** Entries from a dataset of interfaces **
▬▬▬▬▬▬

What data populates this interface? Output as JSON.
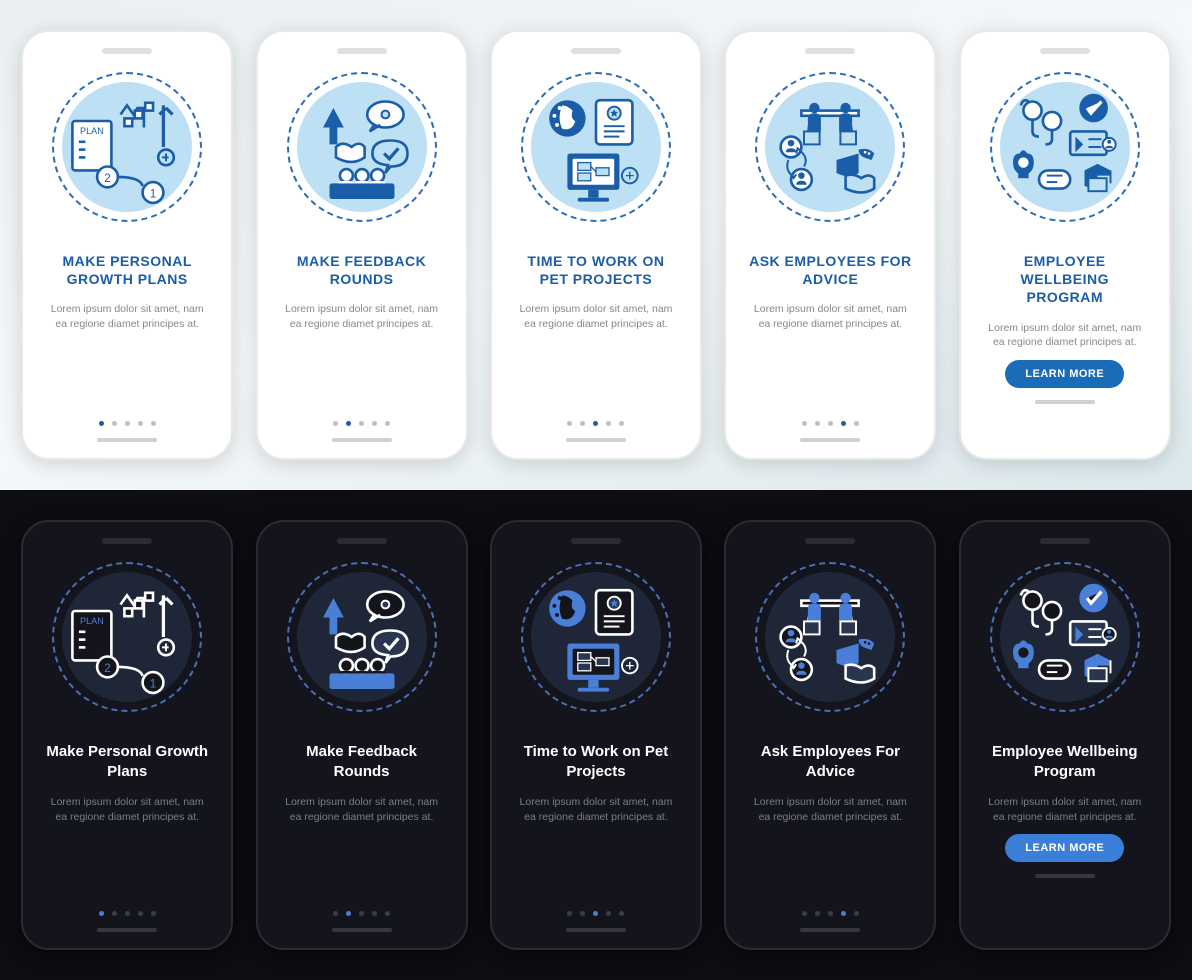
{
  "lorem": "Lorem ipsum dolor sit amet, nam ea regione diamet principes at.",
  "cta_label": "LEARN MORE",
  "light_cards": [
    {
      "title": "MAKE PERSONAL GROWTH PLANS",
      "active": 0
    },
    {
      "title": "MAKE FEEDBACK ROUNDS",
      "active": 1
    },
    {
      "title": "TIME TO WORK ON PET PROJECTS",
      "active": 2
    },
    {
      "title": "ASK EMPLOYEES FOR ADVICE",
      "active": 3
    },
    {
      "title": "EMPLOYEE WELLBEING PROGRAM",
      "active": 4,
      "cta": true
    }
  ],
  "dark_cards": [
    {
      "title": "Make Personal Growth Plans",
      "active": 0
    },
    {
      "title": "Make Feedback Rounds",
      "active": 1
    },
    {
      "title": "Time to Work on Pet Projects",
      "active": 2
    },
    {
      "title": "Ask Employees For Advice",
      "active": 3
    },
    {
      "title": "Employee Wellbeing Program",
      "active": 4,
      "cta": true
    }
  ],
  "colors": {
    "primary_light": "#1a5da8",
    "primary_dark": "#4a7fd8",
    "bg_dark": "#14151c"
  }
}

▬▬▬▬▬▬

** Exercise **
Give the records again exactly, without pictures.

** Task solution **
What data populates this interface? Output as JSON.
{
  "lorem": "Lorem ipsum dolor sit amet, nam ea regione diamet principes at.",
  "cta_label": "LEARN MORE",
  "light_cards": [
    {
      "title": "MAKE PERSONAL GROWTH PLANS",
      "active": 0
    },
    {
      "title": "MAKE FEEDBACK ROUNDS",
      "active": 1
    },
    {
      "title": "TIME TO WORK ON PET PROJECTS",
      "active": 2
    },
    {
      "title": "ASK EMPLOYEES FOR ADVICE",
      "active": 3
    },
    {
      "title": "EMPLOYEE WELLBEING PROGRAM",
      "active": 4,
      "cta": true
    }
  ],
  "dark_cards": [
    {
      "title": "Make Personal Growth Plans",
      "active": 0
    },
    {
      "title": "Make Feedback Rounds",
      "active": 1
    },
    {
      "title": "Time to Work on Pet Projects",
      "active": 2
    },
    {
      "title": "Ask Employees For Advice",
      "active": 3
    },
    {
      "title": "Employee Wellbeing Program",
      "active": 4,
      "cta": true
    }
  ],
  "colors": {
    "primary_light": "#1a5da8",
    "primary_dark": "#4a7fd8",
    "bg_dark": "#14151c"
  }
}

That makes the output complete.